_WHAT IS REQUIRED_
Will you quote all of the entries, word for word?

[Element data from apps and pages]
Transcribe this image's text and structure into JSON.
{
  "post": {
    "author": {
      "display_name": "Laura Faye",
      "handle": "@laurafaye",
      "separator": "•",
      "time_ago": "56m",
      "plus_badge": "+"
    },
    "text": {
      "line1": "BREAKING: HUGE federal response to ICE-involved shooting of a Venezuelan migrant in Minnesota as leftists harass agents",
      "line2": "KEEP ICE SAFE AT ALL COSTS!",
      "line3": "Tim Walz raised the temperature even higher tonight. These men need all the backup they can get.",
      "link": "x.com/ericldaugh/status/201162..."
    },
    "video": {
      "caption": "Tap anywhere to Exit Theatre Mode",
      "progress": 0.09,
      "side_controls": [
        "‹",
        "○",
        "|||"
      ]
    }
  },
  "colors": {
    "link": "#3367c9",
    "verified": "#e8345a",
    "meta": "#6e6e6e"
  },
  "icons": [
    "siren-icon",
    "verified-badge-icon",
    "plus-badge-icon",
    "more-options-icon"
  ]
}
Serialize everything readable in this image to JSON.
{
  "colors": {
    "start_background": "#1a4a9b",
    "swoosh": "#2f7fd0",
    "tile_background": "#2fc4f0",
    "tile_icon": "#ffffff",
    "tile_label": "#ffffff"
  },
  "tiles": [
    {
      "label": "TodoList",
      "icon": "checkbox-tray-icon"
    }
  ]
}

_COMPLETED TASK_
Transcribe this image's text and structure into JSON.
{
  "post": {
    "author": {
      "display_name": "Laura Faye",
      "handle": "@laurafaye",
      "separator": "•",
      "time_ago": "56m",
      "plus_badge": "+"
    },
    "text": {
      "line1": "BREAKING: HUGE federal response to ICE-involved shooting of a Venezuelan migrant in Minnesota as leftists harass agents",
      "line2": "KEEP ICE SAFE AT ALL COSTS!",
      "line3": "Tim Walz raised the temperature even higher tonight. These men need all the backup they can get.",
      "link": "x.com/ericldaugh/status/201162..."
    },
    "video": {
      "caption": "Tap anywhere to Exit Theatre Mode",
      "progress": 0.09,
      "side_controls": [
        "‹",
        "○",
        "|||"
      ]
    }
  },
  "colors": {
    "link": "#3367c9",
    "verified": "#e8345a",
    "meta": "#6e6e6e"
  },
  "icons": [
    "siren-icon",
    "verified-badge-icon",
    "plus-badge-icon",
    "more-options-icon"
  ]
}
Serialize everything readable in this image to JSON.
{
  "colors": {
    "start_background": "#1a4a9b",
    "swoosh": "#2f7fd0",
    "tile_background": "#2fc4f0",
    "tile_icon": "#ffffff",
    "tile_label": "#ffffff"
  },
  "tiles": [
    {
      "label": "TodoList",
      "icon": "checkbox-tray-icon"
    }
  ]
}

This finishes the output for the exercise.